### HOW TO COMPLETE THIS TASK
Which lines of the listing below contain the word "photo"? Copy each of them.
***** EXTRACTED MATERIAL
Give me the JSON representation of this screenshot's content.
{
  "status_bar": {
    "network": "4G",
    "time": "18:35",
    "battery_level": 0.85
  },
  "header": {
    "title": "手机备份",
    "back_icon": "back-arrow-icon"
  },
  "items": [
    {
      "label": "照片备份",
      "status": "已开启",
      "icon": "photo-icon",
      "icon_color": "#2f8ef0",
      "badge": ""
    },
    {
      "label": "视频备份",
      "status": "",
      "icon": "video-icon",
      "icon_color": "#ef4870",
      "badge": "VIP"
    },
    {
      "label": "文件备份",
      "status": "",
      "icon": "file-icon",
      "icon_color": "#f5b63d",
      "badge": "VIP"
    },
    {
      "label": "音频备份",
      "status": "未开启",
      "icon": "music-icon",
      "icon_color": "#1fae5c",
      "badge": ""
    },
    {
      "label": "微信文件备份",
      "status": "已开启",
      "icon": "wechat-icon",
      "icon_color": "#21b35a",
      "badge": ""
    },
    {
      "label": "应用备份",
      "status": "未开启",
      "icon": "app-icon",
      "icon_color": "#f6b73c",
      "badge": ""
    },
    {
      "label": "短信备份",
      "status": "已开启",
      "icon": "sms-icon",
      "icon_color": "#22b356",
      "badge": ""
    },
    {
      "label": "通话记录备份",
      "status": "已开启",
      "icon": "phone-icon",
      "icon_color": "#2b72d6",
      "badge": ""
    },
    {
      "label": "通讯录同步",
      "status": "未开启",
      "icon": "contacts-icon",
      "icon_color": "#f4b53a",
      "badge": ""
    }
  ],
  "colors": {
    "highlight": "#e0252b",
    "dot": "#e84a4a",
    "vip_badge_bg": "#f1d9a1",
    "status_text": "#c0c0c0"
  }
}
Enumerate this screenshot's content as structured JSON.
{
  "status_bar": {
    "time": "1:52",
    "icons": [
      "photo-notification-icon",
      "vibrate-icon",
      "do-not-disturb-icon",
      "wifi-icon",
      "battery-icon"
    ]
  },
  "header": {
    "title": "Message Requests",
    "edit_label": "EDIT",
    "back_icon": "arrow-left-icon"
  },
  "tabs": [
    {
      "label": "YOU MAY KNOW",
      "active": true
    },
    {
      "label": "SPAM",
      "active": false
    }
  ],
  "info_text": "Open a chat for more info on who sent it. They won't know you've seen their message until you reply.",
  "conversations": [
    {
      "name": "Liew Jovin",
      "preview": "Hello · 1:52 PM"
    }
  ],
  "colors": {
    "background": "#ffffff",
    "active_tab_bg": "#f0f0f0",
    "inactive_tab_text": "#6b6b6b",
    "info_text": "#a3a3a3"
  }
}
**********
### ANSWER BOX
      "icon": "photo-icon",
      "photo-notification-icon",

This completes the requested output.